On a sphere or ellipsoid, the central angle is delineated along a great circle. The usually provided coordinates of a point on a sphere/ellipsoid is its conjugate latitude ("Lat"), , and longitude ("Long"), . The "point", , is actually—relative to the great circle it is being measured on—the transverse colatitude ("TvL"), and the central angle/angular distance is the difference between two TvLs, .
Calculation of TvL
The calculation of and can be found using a common subroutine:
Each point has at least two values, both a forward and reverse value.
Occupying great circle
The arc path, , tracing the great circle that a central angle occupies, is measured as that great circle's azimuth at the equator, introducing an important property of spherical geometry, Clairaut's constant:
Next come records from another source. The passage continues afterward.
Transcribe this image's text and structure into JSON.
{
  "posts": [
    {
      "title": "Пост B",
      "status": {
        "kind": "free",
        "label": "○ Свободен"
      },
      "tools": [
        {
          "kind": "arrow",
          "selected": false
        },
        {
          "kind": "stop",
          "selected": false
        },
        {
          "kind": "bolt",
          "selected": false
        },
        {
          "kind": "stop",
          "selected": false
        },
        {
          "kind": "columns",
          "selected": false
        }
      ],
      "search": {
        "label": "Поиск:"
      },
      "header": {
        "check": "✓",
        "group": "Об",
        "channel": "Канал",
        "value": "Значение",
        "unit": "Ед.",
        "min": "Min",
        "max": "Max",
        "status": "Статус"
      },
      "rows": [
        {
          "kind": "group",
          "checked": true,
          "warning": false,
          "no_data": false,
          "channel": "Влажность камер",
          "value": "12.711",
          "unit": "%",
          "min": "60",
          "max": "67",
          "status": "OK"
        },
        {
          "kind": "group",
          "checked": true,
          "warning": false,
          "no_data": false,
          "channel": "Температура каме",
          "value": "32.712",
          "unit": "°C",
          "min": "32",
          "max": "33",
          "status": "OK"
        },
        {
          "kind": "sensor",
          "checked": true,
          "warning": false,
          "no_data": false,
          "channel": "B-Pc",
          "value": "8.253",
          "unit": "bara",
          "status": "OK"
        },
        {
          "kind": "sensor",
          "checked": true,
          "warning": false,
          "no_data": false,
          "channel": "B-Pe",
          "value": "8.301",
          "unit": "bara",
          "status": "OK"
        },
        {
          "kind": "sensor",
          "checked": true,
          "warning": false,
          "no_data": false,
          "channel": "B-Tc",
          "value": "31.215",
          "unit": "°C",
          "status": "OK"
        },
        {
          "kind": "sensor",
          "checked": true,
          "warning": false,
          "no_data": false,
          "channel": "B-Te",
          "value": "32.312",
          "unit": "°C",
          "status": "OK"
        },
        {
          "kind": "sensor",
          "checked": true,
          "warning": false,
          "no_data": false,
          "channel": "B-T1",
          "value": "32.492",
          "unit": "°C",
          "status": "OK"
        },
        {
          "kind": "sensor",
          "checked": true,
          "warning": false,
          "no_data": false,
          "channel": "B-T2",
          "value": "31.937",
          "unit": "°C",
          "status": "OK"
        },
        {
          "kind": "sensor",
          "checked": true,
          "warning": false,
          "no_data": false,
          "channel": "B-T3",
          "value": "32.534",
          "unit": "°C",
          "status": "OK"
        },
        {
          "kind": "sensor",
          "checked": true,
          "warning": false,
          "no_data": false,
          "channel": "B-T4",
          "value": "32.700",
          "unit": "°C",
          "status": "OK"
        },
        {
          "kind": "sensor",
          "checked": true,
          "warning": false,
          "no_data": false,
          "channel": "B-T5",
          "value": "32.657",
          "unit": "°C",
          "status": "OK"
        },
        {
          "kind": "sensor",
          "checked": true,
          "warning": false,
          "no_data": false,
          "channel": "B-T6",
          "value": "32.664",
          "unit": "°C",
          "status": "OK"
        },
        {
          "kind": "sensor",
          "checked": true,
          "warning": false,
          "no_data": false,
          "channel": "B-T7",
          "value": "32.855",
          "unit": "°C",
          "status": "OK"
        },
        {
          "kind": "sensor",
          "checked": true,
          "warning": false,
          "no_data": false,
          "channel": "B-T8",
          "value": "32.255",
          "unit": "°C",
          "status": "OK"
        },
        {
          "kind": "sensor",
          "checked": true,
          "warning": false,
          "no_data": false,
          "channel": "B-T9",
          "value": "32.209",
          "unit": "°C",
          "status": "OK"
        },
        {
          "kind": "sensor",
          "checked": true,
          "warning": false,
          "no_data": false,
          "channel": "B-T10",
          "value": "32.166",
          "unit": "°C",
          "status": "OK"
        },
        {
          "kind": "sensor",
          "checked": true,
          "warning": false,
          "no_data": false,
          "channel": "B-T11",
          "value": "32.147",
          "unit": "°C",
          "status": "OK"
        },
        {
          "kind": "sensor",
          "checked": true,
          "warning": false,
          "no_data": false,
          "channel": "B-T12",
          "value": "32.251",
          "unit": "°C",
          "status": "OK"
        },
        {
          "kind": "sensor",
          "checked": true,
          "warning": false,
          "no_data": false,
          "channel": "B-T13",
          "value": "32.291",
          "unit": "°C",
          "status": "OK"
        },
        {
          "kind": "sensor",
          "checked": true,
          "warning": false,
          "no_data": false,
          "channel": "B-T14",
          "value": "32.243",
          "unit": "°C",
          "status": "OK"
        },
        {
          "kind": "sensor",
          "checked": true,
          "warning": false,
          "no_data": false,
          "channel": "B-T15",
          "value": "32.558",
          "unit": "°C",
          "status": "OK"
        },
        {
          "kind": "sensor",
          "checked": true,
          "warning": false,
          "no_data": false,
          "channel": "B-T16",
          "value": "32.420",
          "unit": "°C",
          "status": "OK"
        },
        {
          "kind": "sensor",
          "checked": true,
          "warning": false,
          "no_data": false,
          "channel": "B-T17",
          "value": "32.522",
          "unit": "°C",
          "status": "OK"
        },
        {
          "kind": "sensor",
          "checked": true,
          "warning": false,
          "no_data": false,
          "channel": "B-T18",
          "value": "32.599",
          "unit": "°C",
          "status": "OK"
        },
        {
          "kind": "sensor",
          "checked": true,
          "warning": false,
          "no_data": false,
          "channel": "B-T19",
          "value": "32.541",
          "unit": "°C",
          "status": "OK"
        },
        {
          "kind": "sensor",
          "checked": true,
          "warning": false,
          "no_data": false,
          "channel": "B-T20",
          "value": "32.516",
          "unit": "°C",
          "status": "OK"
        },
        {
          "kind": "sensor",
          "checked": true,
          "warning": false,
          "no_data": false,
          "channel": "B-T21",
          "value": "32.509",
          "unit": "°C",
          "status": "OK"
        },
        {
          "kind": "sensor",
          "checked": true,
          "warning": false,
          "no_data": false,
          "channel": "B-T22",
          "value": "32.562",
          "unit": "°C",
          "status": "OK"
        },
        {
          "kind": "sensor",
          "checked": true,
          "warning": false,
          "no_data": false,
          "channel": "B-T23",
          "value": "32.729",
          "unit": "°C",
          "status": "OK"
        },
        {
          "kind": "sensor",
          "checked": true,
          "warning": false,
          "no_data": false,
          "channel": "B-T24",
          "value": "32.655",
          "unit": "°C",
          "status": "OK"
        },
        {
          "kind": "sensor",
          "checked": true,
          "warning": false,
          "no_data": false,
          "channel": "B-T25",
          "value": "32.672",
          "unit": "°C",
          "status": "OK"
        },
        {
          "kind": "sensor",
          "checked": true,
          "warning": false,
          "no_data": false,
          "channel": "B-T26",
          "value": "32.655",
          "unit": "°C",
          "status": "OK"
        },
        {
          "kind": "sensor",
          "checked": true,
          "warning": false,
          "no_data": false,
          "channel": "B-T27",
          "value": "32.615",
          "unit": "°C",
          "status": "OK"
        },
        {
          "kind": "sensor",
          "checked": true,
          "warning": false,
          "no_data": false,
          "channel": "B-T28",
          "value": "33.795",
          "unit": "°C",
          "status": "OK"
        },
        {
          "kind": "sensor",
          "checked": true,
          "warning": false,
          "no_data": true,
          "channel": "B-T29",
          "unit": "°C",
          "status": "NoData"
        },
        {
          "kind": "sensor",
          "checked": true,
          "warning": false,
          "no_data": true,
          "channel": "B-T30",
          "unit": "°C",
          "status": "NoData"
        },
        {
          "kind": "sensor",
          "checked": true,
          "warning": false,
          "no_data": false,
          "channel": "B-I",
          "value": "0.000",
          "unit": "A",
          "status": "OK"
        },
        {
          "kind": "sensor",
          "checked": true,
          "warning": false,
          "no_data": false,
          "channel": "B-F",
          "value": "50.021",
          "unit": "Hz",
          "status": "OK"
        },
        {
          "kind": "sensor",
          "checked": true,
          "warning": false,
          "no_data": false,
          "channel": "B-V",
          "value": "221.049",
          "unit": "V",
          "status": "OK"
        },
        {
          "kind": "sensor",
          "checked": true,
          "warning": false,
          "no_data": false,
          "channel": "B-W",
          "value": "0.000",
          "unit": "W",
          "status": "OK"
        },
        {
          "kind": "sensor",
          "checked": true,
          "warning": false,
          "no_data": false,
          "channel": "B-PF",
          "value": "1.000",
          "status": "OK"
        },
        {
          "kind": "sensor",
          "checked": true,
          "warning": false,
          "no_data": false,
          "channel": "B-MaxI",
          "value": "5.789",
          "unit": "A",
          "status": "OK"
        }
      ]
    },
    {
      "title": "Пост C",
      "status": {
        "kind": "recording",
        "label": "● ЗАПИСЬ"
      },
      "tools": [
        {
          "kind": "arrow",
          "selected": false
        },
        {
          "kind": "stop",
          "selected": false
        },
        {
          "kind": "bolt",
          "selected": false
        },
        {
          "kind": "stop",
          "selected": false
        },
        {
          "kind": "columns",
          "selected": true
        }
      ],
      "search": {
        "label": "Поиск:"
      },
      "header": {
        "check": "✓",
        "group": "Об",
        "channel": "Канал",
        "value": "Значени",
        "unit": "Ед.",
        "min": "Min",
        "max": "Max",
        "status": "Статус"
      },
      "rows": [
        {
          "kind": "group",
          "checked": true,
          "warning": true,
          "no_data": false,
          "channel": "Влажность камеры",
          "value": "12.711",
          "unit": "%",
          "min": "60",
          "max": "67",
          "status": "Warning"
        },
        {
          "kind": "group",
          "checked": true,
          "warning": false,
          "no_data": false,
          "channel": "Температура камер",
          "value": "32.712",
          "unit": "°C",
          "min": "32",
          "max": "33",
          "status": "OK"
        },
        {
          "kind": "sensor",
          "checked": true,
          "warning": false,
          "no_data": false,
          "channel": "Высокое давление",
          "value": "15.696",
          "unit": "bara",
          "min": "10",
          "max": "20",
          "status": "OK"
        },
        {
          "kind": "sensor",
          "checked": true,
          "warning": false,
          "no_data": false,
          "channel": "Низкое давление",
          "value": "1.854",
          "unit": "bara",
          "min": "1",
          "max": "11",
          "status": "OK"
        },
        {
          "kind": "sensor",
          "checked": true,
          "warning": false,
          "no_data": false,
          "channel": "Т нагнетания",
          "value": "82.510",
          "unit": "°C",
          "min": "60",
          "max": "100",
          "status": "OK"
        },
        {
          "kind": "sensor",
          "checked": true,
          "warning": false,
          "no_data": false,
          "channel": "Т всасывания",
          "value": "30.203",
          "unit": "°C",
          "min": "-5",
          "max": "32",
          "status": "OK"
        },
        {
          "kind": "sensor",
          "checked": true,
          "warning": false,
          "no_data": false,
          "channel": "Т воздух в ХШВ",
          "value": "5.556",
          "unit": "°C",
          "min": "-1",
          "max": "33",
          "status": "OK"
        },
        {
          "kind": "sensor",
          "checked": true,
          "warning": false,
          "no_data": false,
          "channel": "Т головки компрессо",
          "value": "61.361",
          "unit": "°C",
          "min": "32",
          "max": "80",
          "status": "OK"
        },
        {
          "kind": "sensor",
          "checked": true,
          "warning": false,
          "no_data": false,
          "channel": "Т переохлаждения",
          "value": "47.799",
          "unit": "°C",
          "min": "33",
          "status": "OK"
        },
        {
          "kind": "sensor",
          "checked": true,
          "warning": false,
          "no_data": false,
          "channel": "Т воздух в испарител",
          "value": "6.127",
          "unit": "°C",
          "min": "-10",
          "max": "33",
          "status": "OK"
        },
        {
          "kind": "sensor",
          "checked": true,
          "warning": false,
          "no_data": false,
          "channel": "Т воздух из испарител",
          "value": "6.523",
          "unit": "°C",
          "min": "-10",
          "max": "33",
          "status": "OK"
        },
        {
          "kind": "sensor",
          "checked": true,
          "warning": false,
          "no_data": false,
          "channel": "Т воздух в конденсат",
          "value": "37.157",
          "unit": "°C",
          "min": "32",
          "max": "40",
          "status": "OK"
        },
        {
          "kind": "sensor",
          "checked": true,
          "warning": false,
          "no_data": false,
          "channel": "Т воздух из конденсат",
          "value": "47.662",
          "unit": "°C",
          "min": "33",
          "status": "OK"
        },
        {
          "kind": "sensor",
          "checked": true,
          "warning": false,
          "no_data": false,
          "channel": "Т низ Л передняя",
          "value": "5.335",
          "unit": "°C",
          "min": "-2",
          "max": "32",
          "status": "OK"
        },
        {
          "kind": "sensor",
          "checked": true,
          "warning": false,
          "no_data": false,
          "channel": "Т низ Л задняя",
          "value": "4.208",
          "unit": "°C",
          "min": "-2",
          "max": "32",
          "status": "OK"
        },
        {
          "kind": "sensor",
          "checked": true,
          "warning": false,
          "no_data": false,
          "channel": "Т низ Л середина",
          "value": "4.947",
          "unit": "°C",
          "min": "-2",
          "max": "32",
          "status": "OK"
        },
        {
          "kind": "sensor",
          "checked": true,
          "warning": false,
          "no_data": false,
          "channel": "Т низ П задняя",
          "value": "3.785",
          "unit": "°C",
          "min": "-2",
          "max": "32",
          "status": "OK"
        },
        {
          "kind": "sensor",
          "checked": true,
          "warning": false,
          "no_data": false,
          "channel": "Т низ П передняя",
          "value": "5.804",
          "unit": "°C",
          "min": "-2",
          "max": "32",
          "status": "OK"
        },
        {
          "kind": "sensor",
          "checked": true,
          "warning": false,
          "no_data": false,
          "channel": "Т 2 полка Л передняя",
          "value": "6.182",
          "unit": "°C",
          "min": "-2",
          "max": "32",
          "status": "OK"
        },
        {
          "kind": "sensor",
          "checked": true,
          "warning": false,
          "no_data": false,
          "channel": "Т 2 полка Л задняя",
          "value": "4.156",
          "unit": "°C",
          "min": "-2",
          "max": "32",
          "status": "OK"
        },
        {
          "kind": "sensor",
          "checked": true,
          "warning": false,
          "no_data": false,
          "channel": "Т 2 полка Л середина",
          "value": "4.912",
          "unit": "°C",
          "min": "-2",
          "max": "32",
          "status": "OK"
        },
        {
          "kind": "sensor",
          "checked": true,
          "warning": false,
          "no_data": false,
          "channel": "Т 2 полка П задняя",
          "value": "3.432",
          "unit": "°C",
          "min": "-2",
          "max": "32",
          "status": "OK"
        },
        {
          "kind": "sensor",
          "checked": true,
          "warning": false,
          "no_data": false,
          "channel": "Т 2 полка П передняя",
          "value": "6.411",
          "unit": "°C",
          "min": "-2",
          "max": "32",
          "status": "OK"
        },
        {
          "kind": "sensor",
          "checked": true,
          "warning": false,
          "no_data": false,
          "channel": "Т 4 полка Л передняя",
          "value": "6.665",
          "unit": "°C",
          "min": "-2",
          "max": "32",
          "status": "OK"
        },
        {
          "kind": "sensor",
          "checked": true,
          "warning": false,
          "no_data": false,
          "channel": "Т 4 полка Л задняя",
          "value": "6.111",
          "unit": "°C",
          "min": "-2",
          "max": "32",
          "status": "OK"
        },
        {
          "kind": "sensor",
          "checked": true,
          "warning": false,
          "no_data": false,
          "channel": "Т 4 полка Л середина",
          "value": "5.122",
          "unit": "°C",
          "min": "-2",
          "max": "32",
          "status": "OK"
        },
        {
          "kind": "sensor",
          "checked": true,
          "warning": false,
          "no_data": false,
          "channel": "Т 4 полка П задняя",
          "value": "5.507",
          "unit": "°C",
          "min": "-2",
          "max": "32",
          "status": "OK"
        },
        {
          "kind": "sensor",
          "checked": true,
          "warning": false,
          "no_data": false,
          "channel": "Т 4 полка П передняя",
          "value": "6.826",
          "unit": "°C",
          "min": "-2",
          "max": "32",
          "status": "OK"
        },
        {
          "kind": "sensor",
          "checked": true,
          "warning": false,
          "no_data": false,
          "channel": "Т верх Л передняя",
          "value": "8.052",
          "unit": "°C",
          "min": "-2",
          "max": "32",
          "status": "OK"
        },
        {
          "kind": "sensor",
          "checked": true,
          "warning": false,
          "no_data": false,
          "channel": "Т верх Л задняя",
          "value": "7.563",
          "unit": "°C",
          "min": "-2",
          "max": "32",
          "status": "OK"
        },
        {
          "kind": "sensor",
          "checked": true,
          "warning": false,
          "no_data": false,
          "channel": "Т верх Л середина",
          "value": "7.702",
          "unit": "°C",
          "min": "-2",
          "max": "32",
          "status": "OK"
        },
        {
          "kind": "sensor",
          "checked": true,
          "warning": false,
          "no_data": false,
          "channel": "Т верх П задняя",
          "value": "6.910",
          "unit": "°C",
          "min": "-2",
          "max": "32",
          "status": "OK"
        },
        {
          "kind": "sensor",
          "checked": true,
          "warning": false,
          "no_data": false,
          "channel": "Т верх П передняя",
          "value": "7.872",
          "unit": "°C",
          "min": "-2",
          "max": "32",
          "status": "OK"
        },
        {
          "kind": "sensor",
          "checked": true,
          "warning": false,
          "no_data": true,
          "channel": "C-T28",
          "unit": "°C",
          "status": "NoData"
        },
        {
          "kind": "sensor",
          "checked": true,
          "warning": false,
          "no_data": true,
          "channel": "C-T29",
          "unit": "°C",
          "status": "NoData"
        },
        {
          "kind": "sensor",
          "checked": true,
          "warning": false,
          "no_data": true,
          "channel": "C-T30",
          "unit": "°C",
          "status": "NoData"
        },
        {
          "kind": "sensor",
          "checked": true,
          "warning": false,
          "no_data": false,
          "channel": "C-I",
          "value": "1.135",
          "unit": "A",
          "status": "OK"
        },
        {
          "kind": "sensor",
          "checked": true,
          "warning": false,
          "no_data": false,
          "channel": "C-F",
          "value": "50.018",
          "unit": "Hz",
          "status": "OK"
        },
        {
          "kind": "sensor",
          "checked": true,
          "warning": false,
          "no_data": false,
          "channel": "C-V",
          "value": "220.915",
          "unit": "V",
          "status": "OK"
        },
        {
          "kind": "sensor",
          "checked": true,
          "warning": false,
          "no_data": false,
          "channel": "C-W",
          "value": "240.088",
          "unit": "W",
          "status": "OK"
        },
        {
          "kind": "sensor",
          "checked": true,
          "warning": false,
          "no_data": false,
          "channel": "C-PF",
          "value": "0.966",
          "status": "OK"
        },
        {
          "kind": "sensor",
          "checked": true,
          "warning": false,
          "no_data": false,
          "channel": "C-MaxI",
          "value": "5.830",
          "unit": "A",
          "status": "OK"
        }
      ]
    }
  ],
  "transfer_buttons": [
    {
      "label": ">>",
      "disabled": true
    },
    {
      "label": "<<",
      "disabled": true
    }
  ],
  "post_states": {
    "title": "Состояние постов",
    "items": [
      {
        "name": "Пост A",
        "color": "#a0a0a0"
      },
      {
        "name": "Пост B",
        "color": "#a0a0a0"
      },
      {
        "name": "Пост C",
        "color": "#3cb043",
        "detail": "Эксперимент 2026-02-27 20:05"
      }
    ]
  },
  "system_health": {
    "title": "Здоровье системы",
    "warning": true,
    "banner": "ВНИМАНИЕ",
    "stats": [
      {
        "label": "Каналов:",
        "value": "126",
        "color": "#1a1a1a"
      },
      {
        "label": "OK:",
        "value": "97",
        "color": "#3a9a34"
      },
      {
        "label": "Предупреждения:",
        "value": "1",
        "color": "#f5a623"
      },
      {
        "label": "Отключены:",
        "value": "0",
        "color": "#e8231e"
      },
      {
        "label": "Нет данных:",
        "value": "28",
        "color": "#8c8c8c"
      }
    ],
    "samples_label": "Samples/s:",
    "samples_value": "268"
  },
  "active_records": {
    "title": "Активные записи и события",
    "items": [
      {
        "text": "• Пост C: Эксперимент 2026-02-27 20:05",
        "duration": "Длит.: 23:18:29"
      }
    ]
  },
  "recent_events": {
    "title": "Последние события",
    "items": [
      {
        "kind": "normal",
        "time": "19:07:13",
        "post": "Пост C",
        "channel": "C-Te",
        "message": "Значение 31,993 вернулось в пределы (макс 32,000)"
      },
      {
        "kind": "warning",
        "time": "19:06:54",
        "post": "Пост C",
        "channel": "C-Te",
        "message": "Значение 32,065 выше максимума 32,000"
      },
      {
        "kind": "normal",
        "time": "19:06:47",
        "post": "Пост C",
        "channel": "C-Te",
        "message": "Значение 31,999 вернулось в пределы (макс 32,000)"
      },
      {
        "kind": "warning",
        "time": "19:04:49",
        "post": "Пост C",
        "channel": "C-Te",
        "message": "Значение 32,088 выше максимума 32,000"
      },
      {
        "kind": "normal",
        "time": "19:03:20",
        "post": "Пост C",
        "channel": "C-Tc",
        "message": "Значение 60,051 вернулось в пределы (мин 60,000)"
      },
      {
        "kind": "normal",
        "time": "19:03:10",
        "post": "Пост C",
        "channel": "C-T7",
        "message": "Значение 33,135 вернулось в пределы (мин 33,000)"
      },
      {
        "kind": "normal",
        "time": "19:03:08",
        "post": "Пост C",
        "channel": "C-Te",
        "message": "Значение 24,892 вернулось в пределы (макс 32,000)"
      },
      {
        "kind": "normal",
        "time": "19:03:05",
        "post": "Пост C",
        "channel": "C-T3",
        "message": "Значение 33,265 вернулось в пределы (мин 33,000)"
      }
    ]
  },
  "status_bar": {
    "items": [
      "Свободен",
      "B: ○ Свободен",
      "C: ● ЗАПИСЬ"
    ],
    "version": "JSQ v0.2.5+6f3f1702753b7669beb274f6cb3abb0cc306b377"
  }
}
From this and relationships to ,
Angular distance formulary
The angular distance can be calculated either directly as the TvL difference, or via the common coordinates (here, either SAw, SBw value set can be used):
and, using half-angles,
Also, by using Cartesian products rather than differences, the origin of the spherical cosine for sides becomes apparent:
There is also a logarithmical form: